Indiana is close to becoming the next state with legal sports betting.
A revised bill, HB 1015, passed the Indiana legislature on Wednesday and as of Thursday morning it awaited only a signature from Gov. Eric Holcomb to become law.
The process for passing a betting bill in Indiana has been arduous.
On Monday, the Indiana Conference Committee met to vote on Bill S 552.
During this year's session, the two Indiana chambers passed conflicting versions of the bill and since the Senate had refused, that put S 552 in the conference committee.
The bill’s sponsor, state Sen. Mark Messmer, made it known that statewide mobile betting was added to the final provisions, and indeed the bill which passed Wednesday included mobile betting.
The Indiana General Assembly bill states, in part: "Authorizes sports wagering at riverboats, racinos, a Vigo County casino, and satellite facilities. Provides for the administration and conduct of sports wagering."
The Indiana bill includes an array of provisions which features new casinos pending construction in Terre Haute and Gary.
The previous vote was passed on casino sites being the lone host of Indiana’s legal sports gambling. However, Messmer said the move to expand to mobile options, off the table until recently, had been agreed upon after the Monday meeting. The mobile provisions are key because the most successful sports betting measures, most notably in New Jersey, include mobile options.
"If you have sports betting without a mobile app platform, you don't really have a very usable tool," Messmer told the Associated Press.
The Indiana Gaming Commission (IGC) would set regulations and start the process to approve the casinos for legal sports betting by July 1.
"They were optimistic they could have rules ready in time for the NFL season," Messmer said.
The new Terre Haute casino will be a popular bidding process for its new operator, which hasn’t been selected. Also, the new owner of the Gary casinos will move its spot on Lake Michigan as a casino boat to a regular casino near I-80 and I-94 in the heart of the city.
Plus two horse track casinos in centrally located Anderson and Shelbyville could see legal table games with dealers in house by next spring or summer.
Lastly, two Majestic Star Casino boats in Gary, being bought by Spectacle Entertainment, will have to spend a minimum of $150 million on a brand new casino in town and a $20 million fee from the state to make the move. The new spot will have space for 200 rooms in its hotel.

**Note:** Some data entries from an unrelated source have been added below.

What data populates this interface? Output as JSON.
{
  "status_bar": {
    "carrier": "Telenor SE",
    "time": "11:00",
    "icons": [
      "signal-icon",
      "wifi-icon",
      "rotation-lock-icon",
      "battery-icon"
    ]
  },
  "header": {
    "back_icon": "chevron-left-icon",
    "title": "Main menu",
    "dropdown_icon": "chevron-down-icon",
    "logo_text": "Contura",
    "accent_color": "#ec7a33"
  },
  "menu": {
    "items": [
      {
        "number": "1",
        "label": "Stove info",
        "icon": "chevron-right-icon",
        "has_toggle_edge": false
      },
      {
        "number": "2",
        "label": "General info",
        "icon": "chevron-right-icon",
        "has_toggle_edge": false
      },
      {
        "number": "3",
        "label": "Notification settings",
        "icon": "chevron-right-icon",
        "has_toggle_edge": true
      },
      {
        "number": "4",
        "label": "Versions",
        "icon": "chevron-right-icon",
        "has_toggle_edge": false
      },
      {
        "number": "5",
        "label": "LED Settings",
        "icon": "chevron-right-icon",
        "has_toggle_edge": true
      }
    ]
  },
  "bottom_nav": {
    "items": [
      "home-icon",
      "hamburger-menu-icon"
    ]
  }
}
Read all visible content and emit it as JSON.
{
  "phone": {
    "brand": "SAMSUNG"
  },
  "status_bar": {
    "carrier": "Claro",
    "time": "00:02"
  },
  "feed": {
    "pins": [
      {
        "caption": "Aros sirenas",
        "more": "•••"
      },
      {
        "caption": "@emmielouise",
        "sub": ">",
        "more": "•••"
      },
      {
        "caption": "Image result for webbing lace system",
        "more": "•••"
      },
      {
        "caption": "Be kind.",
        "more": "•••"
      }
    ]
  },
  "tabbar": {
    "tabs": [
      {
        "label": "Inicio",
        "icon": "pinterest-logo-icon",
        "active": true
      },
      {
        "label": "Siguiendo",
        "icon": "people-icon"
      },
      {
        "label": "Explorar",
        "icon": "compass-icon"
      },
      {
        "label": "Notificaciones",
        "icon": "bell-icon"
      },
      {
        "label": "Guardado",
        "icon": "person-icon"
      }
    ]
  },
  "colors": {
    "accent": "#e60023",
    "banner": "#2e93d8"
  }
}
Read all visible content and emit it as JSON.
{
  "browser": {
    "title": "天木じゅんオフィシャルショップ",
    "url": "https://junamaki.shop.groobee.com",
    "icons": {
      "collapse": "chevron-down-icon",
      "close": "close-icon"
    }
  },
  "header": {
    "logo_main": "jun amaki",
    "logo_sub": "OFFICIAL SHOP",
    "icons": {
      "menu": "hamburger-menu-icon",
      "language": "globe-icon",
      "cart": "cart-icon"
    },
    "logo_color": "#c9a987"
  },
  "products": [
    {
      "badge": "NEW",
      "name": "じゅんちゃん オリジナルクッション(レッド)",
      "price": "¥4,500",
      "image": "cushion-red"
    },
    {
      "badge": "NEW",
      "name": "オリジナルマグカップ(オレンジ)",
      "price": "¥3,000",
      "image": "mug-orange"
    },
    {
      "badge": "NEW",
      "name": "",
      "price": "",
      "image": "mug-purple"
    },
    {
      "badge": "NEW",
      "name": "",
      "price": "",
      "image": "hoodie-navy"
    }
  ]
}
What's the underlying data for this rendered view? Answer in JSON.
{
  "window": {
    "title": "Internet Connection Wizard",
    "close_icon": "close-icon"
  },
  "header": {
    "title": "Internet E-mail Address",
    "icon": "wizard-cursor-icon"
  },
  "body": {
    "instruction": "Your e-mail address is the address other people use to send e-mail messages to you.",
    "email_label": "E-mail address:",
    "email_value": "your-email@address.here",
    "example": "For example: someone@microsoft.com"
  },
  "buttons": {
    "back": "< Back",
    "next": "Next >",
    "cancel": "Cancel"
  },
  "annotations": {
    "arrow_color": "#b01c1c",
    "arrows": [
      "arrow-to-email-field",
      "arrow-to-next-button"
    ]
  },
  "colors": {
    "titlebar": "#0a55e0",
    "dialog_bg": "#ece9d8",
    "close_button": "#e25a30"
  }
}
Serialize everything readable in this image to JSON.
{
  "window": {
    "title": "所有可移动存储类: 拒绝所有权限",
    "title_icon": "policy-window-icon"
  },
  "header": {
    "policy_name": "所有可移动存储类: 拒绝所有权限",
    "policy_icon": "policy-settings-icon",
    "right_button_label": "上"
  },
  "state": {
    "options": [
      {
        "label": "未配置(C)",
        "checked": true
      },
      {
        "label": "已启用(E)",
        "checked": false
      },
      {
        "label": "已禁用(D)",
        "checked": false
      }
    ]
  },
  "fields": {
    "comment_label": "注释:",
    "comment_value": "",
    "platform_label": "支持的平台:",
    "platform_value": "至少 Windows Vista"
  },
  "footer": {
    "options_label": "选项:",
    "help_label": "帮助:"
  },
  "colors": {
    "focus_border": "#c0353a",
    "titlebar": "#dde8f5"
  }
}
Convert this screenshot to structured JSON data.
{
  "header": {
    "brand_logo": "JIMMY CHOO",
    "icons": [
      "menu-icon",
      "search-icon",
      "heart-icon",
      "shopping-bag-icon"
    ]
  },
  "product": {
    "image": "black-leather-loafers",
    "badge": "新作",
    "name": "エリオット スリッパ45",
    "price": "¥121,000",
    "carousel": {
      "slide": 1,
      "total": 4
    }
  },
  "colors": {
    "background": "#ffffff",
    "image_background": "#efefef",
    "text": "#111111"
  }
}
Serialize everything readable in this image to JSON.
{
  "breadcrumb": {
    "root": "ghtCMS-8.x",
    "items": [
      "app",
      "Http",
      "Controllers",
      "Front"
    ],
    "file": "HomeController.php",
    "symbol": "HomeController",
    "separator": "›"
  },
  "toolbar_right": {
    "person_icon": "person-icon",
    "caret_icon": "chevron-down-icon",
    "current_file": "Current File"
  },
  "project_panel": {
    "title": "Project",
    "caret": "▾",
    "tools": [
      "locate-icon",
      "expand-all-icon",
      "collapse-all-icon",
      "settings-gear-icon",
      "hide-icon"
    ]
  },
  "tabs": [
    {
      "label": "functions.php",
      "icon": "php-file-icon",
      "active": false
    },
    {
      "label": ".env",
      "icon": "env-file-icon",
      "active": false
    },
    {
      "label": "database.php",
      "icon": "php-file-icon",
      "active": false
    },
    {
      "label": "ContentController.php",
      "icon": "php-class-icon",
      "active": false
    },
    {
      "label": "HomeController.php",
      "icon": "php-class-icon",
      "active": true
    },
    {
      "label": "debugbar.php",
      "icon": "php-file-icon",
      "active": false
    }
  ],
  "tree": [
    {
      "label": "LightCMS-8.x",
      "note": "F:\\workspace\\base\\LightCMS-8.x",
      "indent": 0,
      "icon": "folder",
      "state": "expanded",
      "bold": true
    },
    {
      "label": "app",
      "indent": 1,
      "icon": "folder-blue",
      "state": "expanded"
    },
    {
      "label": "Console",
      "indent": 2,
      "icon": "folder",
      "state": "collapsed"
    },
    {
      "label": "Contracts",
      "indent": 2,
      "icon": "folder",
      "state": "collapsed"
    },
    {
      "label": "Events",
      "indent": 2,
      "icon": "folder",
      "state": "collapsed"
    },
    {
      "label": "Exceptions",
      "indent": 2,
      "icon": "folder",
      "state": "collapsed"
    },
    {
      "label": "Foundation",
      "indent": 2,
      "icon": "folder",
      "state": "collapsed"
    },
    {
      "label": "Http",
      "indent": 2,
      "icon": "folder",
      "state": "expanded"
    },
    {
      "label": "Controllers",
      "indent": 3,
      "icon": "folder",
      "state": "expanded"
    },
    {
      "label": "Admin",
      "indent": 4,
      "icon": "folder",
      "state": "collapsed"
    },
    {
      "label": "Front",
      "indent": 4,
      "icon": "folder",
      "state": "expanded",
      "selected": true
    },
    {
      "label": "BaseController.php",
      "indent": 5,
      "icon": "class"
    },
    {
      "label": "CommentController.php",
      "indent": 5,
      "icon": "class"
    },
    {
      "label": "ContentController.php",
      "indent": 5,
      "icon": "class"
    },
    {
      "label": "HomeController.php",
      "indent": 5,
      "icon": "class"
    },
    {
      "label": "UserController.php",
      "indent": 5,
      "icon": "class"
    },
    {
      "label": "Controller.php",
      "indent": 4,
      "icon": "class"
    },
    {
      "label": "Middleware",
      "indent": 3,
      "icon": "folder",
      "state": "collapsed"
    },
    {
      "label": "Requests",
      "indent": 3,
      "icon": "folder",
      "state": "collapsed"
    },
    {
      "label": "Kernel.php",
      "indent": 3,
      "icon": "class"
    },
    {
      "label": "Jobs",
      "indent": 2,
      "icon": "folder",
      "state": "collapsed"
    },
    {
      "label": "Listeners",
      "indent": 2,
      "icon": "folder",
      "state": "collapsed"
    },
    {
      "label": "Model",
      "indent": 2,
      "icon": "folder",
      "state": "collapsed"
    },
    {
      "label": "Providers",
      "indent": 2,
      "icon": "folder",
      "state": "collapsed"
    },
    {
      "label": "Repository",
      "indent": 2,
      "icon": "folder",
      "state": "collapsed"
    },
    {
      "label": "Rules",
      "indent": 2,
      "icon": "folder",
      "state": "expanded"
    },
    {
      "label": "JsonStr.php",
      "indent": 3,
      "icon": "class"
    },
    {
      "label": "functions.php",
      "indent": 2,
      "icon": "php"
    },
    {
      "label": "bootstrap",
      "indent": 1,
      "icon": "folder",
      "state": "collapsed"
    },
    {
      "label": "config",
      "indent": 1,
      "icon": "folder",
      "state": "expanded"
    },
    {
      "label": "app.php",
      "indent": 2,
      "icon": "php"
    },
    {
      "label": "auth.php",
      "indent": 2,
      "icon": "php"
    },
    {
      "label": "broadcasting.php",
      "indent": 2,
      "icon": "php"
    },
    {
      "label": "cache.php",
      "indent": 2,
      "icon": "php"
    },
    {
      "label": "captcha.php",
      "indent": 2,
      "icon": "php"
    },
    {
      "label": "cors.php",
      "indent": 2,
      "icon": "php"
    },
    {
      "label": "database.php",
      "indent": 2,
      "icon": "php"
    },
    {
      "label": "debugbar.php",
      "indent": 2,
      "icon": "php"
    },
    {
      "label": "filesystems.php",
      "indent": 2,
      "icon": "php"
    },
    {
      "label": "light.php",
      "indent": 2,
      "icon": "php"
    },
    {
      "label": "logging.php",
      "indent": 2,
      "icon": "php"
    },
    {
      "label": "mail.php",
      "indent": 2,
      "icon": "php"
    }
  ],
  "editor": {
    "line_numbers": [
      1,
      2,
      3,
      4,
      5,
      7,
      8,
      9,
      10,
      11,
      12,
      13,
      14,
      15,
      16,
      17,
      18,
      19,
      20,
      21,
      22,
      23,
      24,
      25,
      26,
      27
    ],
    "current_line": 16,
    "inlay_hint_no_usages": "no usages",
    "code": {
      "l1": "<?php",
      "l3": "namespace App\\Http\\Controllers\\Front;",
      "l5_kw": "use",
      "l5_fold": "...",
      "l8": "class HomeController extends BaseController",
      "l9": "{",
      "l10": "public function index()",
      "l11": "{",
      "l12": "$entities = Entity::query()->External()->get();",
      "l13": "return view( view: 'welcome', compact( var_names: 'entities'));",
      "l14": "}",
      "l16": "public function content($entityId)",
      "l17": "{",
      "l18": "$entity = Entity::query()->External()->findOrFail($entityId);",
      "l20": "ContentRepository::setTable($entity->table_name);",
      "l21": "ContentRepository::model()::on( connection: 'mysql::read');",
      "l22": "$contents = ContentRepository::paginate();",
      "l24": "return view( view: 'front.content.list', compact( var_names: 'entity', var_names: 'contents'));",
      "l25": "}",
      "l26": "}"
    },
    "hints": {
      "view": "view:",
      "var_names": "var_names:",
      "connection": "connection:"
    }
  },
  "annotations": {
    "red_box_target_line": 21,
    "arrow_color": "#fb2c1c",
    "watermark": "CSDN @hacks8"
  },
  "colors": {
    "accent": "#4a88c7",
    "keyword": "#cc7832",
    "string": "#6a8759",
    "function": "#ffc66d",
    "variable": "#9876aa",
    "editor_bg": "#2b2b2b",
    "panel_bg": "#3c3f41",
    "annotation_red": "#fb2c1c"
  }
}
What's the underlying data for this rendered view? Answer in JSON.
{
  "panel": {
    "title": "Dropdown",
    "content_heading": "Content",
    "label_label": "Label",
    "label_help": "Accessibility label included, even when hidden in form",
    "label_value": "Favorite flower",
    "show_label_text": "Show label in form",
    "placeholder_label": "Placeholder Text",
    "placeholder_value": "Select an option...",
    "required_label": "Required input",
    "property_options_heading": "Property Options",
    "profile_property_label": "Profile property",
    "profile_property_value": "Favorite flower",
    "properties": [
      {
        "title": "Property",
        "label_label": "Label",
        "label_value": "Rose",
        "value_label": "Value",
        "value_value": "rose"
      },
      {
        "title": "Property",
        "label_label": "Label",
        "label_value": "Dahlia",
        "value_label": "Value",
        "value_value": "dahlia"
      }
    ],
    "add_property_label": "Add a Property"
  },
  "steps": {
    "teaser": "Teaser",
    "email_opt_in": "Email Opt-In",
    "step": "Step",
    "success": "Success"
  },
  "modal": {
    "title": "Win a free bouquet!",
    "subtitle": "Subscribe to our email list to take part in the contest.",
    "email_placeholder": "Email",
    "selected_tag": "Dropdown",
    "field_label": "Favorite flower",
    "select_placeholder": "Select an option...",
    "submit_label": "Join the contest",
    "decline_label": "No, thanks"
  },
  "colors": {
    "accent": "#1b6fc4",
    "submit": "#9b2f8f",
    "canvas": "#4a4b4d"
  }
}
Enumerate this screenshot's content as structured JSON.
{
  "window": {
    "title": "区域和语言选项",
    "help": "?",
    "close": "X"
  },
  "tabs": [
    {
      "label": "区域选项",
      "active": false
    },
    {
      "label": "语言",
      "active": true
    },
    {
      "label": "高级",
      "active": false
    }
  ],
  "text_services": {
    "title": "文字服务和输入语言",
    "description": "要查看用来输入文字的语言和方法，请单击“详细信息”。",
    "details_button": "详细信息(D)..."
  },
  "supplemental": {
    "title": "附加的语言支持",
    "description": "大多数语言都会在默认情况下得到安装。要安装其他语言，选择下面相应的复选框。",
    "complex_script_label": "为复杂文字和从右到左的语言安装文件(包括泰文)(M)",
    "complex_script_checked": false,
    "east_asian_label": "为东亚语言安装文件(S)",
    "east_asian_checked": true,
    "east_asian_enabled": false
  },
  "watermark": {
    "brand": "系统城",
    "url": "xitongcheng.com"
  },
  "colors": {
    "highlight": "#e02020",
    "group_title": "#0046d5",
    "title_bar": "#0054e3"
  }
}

All in all, Indiana is squeezing out what power and leverage it has to get legal sports betting done. With mobile options and an influx of casinos in the state, Indiana looks likely to shake off its initial setbacks and get a sports betting law passed.